Problem statement:
Copy out each line of the data below in which the string "تاریخ" appears.

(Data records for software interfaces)
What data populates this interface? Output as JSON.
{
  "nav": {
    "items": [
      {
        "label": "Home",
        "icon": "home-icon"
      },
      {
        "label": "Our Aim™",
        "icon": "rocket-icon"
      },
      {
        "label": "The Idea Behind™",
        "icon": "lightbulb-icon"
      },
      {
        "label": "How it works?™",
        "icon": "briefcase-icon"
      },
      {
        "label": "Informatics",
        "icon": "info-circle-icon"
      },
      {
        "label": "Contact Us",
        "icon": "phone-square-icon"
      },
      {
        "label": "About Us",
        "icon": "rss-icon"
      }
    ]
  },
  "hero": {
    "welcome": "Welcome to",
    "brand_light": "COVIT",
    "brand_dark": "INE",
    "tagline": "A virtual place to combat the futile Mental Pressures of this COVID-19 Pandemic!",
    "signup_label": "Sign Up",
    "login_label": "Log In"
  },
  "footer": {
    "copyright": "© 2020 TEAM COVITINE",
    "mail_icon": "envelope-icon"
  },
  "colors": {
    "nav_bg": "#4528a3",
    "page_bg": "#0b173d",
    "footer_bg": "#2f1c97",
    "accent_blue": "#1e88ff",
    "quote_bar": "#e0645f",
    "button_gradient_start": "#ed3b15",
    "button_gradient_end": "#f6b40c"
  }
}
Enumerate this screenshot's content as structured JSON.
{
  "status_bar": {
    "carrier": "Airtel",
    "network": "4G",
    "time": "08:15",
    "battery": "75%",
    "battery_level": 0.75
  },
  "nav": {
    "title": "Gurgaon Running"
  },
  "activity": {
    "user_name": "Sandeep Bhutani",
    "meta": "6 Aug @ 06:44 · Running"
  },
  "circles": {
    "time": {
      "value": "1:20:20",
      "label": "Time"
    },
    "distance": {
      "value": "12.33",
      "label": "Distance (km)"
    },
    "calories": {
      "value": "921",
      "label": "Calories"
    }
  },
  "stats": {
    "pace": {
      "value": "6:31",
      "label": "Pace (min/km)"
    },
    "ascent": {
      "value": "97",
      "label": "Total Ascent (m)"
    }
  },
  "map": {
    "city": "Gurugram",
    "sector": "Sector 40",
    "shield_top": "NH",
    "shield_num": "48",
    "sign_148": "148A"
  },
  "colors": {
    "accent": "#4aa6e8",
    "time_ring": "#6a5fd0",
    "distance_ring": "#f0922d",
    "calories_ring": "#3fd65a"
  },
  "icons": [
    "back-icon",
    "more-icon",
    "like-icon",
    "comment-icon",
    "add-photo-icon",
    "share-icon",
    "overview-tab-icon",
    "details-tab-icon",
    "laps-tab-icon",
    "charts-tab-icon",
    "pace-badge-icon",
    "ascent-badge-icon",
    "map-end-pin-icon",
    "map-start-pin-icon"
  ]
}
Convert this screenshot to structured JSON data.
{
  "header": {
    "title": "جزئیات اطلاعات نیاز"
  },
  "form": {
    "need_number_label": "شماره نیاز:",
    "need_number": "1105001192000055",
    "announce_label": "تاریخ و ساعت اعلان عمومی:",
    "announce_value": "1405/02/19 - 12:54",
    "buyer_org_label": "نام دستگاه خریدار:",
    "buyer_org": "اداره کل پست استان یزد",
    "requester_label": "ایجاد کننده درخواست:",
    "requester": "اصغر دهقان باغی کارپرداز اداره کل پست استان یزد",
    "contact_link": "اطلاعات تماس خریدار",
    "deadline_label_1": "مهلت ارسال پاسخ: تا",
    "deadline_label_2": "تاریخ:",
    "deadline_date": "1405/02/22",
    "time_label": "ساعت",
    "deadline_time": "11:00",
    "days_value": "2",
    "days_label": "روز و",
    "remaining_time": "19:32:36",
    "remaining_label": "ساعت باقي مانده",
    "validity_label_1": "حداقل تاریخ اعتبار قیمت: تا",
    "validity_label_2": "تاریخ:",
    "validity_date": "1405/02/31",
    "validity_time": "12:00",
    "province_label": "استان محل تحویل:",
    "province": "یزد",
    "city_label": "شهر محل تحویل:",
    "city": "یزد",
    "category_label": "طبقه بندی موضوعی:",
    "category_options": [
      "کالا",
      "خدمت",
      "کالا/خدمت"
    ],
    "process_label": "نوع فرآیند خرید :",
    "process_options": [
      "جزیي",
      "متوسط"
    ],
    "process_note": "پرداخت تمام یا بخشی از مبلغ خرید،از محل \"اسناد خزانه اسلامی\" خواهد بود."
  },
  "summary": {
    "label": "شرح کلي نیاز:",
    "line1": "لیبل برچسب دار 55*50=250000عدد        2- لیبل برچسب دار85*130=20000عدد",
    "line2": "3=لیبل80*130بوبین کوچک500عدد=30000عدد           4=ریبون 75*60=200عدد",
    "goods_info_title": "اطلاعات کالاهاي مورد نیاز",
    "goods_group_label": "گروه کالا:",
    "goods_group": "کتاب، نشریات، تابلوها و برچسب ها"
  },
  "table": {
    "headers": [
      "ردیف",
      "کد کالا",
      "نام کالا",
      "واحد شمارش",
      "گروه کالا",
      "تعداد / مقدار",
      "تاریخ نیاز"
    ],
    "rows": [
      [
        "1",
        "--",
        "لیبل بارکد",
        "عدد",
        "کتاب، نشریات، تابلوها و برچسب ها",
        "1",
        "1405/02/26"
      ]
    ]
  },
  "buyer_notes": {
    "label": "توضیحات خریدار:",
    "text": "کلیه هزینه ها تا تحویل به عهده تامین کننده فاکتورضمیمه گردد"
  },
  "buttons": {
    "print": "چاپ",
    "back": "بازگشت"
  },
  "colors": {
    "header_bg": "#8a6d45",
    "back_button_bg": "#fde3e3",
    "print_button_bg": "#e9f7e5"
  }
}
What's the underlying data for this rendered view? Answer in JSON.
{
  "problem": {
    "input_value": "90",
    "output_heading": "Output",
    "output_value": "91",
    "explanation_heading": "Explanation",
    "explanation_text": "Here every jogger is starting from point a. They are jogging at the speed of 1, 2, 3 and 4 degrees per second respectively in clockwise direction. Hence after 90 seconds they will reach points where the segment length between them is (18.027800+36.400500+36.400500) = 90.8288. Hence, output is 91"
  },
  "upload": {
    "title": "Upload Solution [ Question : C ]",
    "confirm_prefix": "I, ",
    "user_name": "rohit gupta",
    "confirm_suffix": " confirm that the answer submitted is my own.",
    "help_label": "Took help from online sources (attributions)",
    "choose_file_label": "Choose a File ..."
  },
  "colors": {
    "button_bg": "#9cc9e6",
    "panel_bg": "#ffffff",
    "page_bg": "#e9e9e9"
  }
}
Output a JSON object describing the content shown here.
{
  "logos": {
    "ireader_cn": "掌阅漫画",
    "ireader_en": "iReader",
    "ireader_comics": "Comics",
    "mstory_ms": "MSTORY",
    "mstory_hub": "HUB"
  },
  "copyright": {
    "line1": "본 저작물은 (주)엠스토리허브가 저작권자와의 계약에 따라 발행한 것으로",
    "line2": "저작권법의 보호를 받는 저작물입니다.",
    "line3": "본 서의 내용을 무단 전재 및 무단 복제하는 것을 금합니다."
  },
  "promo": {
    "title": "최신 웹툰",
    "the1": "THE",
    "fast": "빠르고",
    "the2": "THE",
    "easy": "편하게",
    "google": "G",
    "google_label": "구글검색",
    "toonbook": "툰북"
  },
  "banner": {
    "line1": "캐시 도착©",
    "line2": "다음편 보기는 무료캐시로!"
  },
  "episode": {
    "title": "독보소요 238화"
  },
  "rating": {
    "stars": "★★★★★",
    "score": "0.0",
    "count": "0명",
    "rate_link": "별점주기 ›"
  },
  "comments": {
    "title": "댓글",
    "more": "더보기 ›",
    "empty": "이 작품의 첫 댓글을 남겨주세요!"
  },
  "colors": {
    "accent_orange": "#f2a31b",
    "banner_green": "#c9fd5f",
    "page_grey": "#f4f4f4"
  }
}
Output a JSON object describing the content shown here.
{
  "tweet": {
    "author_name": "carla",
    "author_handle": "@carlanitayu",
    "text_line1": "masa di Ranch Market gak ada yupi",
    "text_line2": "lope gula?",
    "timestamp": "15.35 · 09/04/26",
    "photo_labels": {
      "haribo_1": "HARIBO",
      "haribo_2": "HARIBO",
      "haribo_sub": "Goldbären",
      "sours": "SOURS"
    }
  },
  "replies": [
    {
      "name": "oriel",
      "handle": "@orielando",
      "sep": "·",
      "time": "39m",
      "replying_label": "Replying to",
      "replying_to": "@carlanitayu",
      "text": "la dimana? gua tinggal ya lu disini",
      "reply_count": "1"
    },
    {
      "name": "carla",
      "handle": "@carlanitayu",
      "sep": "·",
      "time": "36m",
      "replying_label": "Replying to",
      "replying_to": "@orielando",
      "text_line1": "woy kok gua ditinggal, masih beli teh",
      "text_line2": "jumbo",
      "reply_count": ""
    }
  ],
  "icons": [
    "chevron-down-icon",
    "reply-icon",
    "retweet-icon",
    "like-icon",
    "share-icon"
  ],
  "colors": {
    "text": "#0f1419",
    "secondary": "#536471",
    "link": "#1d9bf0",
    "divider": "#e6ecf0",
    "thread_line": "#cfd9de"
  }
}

Result of the exercise:
    "announce_label": "تاریخ و ساعت اعلان عمومی:",
    "deadline_label_2": "تاریخ:",
    "validity_label_1": "حداقل تاریخ اعتبار قیمت: تا",
    "validity_label_2": "تاریخ:",
      "تاریخ نیاز"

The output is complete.